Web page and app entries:
+ + + +

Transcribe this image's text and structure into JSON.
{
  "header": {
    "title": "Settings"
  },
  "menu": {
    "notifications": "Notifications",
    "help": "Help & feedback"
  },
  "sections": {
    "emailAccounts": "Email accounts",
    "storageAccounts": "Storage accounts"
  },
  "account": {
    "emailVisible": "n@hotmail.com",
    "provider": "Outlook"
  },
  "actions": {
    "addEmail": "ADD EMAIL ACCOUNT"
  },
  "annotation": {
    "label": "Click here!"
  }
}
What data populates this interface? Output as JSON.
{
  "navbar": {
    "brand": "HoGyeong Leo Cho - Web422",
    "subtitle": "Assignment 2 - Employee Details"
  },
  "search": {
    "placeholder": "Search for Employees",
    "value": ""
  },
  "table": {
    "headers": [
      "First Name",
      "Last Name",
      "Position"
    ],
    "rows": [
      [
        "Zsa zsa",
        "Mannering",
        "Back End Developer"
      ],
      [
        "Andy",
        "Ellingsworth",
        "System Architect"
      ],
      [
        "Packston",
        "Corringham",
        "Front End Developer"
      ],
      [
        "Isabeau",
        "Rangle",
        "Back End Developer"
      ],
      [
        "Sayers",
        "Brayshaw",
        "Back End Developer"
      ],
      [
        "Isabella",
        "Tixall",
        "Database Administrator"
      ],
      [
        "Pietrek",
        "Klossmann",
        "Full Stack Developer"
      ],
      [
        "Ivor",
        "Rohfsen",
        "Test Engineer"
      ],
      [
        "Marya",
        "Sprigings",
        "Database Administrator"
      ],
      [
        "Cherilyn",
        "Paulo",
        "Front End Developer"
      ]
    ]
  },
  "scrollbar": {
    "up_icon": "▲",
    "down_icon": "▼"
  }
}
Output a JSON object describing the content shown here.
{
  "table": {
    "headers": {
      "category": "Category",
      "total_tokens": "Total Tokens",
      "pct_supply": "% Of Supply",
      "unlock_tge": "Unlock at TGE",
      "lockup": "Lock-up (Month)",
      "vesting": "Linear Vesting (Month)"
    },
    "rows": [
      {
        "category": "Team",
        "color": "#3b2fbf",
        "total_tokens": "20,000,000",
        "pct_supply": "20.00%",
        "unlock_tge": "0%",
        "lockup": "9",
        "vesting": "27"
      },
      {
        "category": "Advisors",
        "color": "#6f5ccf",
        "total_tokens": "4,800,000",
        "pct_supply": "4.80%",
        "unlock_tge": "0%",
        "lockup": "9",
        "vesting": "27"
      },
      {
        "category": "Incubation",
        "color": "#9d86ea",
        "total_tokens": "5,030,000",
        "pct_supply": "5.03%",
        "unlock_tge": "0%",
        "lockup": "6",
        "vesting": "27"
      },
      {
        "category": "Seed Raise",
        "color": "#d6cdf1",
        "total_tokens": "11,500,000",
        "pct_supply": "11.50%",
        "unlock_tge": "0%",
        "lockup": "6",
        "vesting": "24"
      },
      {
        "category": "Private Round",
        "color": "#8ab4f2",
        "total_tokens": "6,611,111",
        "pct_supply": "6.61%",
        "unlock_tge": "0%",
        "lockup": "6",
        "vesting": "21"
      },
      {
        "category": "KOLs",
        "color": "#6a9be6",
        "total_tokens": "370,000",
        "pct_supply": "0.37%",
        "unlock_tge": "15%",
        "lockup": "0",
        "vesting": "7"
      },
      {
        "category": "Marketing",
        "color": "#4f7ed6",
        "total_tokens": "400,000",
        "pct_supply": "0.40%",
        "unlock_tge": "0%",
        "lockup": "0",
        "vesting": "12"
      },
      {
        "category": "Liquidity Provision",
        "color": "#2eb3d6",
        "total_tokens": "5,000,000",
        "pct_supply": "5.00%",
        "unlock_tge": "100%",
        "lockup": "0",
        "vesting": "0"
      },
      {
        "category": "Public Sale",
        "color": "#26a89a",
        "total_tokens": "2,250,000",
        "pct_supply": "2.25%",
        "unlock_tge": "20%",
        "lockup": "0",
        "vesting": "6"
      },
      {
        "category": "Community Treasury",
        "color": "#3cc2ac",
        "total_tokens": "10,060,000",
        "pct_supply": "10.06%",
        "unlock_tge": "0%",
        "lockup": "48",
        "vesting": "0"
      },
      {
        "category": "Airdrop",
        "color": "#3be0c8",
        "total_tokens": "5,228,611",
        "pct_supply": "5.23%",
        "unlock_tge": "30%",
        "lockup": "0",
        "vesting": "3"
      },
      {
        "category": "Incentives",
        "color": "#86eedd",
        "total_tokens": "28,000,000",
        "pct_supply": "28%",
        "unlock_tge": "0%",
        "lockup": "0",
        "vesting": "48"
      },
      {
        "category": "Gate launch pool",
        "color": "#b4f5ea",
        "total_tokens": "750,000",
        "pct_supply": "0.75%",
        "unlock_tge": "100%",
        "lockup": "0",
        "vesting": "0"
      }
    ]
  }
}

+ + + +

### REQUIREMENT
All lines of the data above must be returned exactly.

### WRITTEN SOLUTION
Transcribe this image's text and structure into JSON.
{
  "header": {
    "title": "Settings"
  },
  "menu": {
    "notifications": "Notifications",
    "help": "Help & feedback"
  },
  "sections": {
    "emailAccounts": "Email accounts",
    "storageAccounts": "Storage accounts"
  },
  "account": {
    "emailVisible": "n@hotmail.com",
    "provider": "Outlook"
  },
  "actions": {
    "addEmail": "ADD EMAIL ACCOUNT"
  },
  "annotation": {
    "label": "Click here!"
  }
}
What data populates this interface? Output as JSON.
{
  "navbar": {
    "brand": "HoGyeong Leo Cho - Web422",
    "subtitle": "Assignment 2 - Employee Details"
  },
  "search": {
    "placeholder": "Search for Employees",
    "value": ""
  },
  "table": {
    "headers": [
      "First Name",
      "Last Name",
      "Position"
    ],
    "rows": [
      [
        "Zsa zsa",
        "Mannering",
        "Back End Developer"
      ],
      [
        "Andy",
        "Ellingsworth",
        "System Architect"
      ],
      [
        "Packston",
        "Corringham",
        "Front End Developer"
      ],
      [
        "Isabeau",
        "Rangle",
        "Back End Developer"
      ],
      [
        "Sayers",
        "Brayshaw",
        "Back End Developer"
      ],
      [
        "Isabella",
        "Tixall",
        "Database Administrator"
      ],
      [
        "Pietrek",
        "Klossmann",
        "Full Stack Developer"
      ],
      [
        "Ivor",
        "Rohfsen",
        "Test Engineer"
      ],
      [
        "Marya",
        "Sprigings",
        "Database Administrator"
      ],
      [
        "Cherilyn",
        "Paulo",
        "Front End Developer"
      ]
    ]
  },
  "scrollbar": {
    "up_icon": "▲",
    "down_icon": "▼"
  }
}
Output a JSON object describing the content shown here.
{
  "table": {
    "headers": {
      "category": "Category",
      "total_tokens": "Total Tokens",
      "pct_supply": "% Of Supply",
      "unlock_tge": "Unlock at TGE",
      "lockup": "Lock-up (Month)",
      "vesting": "Linear Vesting (Month)"
    },
    "rows": [
      {
        "category": "Team",
        "color": "#3b2fbf",
        "total_tokens": "20,000,000",
        "pct_supply": "20.00%",
        "unlock_tge": "0%",
        "lockup": "9",
        "vesting": "27"
      },
      {
        "category": "Advisors",
        "color": "#6f5ccf",
        "total_tokens": "4,800,000",
        "pct_supply": "4.80%",
        "unlock_tge": "0%",
        "lockup": "9",
        "vesting": "27"
      },
      {
        "category": "Incubation",
        "color": "#9d86ea",
        "total_tokens": "5,030,000",
        "pct_supply": "5.03%",
        "unlock_tge": "0%",
        "lockup": "6",
        "vesting": "27"
      },
      {
        "category": "Seed Raise",
        "color": "#d6cdf1",
        "total_tokens": "11,500,000",
        "pct_supply": "11.50%",
        "unlock_tge": "0%",
        "lockup": "6",
        "vesting": "24"
      },
      {
        "category": "Private Round",
        "color": "#8ab4f2",
        "total_tokens": "6,611,111",
        "pct_supply": "6.61%",
        "unlock_tge": "0%",
        "lockup": "6",
        "vesting": "21"
      },
      {
        "category": "KOLs",
        "color": "#6a9be6",
        "total_tokens": "370,000",
        "pct_supply": "0.37%",
        "unlock_tge": "15%",
        "lockup": "0",
        "vesting": "7"
      },
      {
        "category": "Marketing",
        "color": "#4f7ed6",
        "total_tokens": "400,000",
        "pct_supply": "0.40%",
        "unlock_tge": "0%",
        "lockup": "0",
        "vesting": "12"
      },
      {
        "category": "Liquidity Provision",
        "color": "#2eb3d6",
        "total_tokens": "5,000,000",
        "pct_supply": "5.00%",
        "unlock_tge": "100%",
        "lockup": "0",
        "vesting": "0"
      },
      {
        "category": "Public Sale",
        "color": "#26a89a",
        "total_tokens": "2,250,000",
        "pct_supply": "2.25%",
        "unlock_tge": "20%",
        "lockup": "0",
        "vesting": "6"
      },
      {
        "category": "Community Treasury",
        "color": "#3cc2ac",
        "total_tokens": "10,060,000",
        "pct_supply": "10.06%",
        "unlock_tge": "0%",
        "lockup": "48",
        "vesting": "0"
      },
      {
        "category": "Airdrop",
        "color": "#3be0c8",
        "total_tokens": "5,228,611",
        "pct_supply": "5.23%",
        "unlock_tge": "30%",
        "lockup": "0",
        "vesting": "3"
      },
      {
        "category": "Incentives",
        "color": "#86eedd",
        "total_tokens": "28,000,000",
        "pct_supply": "28%",
        "unlock_tge": "0%",
        "lockup": "0",
        "vesting": "48"
      },
      {
        "category": "Gate launch pool",
        "color": "#b4f5ea",
        "total_tokens": "750,000",
        "pct_supply": "0.75%",
        "unlock_tge": "100%",
        "lockup": "0",
        "vesting": "0"
      }
    ]
  }
}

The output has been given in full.